(Data records for software interfaces)

<<<<

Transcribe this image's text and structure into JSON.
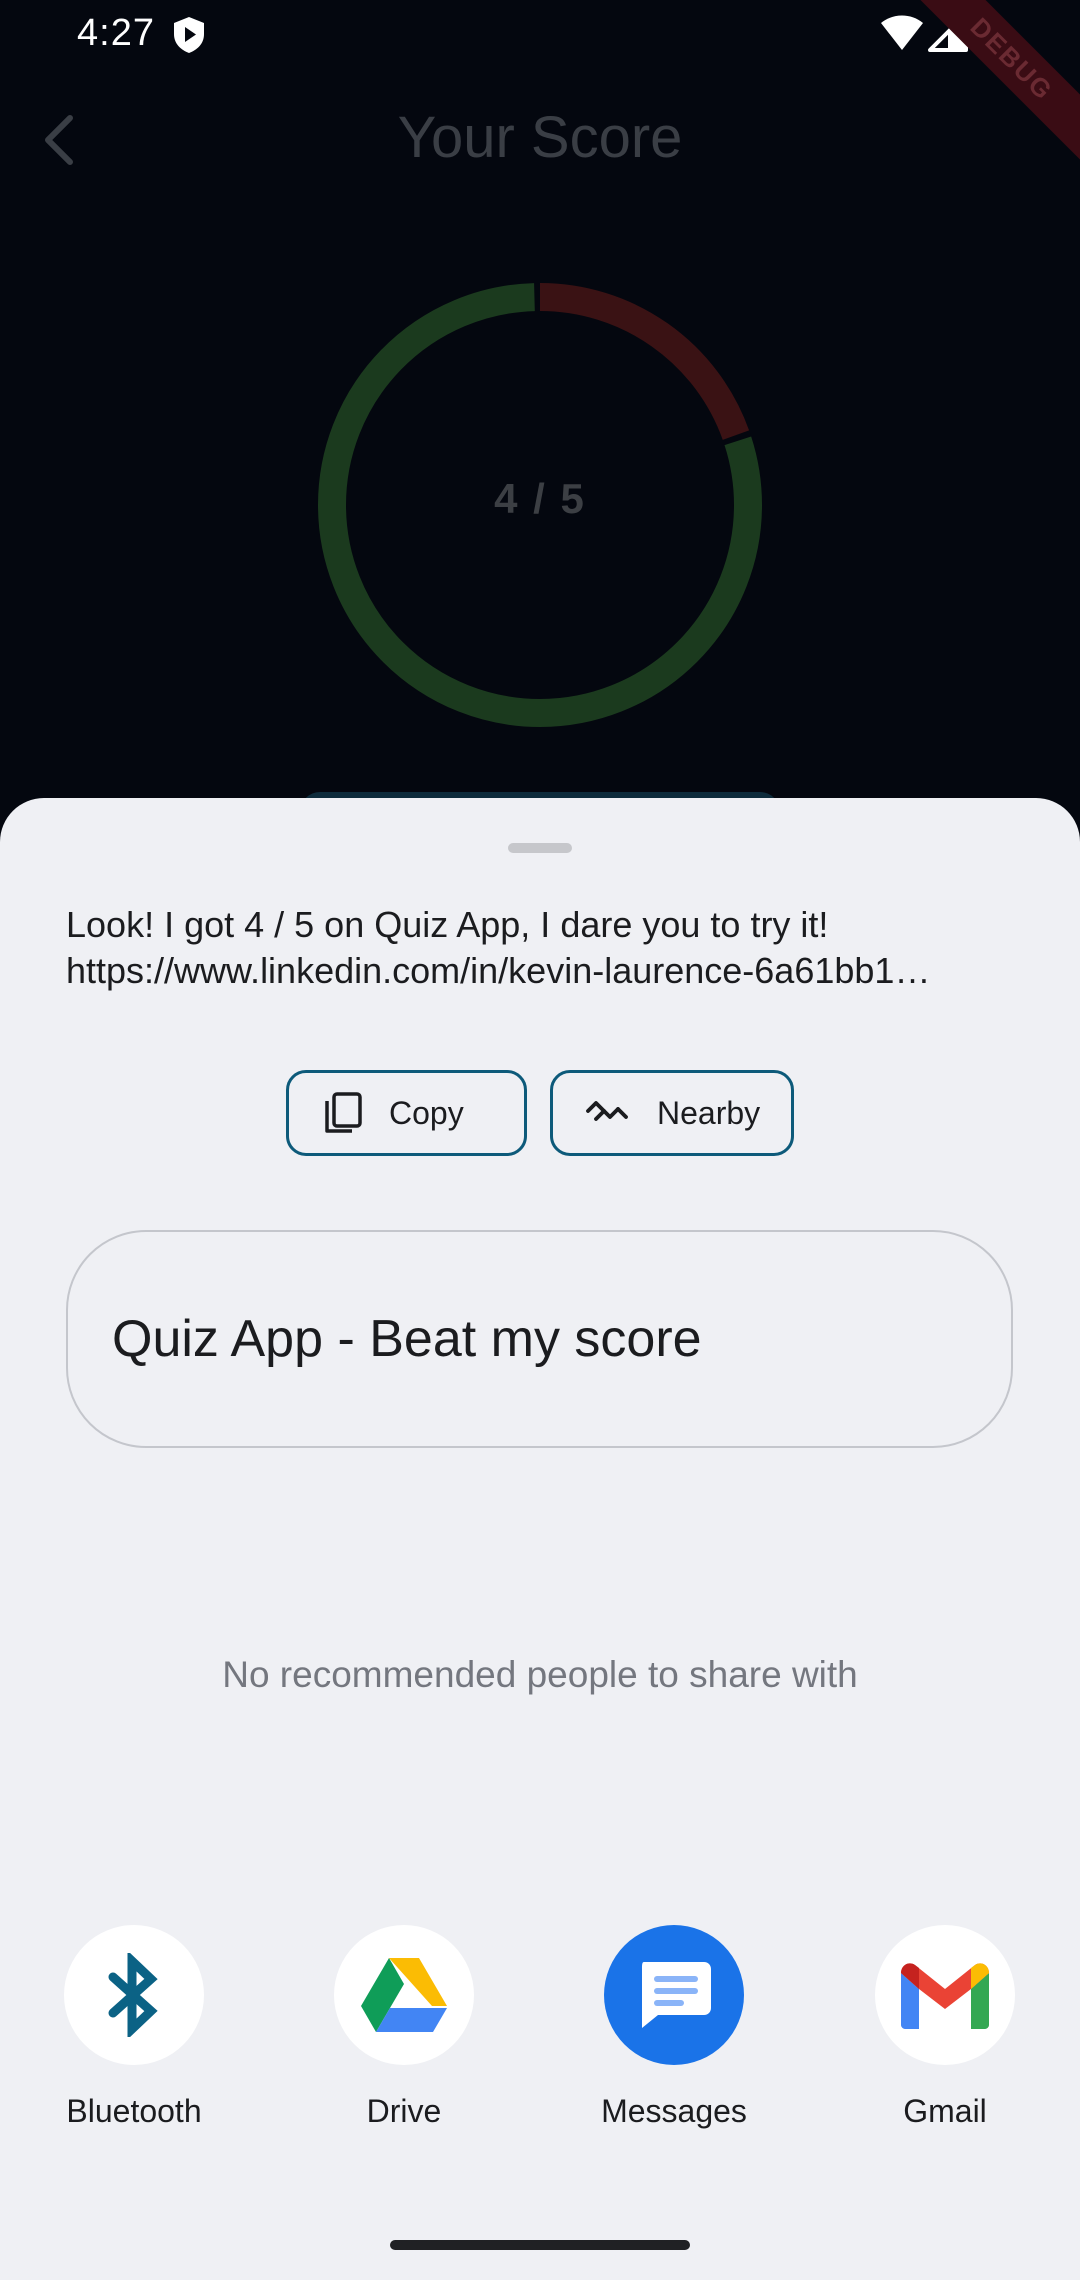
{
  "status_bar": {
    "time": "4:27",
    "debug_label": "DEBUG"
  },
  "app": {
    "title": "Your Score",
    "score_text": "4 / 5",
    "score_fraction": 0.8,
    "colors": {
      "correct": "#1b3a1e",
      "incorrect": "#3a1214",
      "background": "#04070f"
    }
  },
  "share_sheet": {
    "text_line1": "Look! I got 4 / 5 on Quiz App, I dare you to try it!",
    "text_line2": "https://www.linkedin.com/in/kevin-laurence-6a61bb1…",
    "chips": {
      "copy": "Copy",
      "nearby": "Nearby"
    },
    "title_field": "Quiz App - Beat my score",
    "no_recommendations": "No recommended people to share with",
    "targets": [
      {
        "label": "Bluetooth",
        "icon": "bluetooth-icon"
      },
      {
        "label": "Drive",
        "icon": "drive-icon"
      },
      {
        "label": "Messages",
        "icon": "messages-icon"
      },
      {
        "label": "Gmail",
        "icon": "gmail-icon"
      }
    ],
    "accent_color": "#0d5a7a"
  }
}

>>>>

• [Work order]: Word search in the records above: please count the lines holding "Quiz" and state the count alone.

• [Written answer]: 2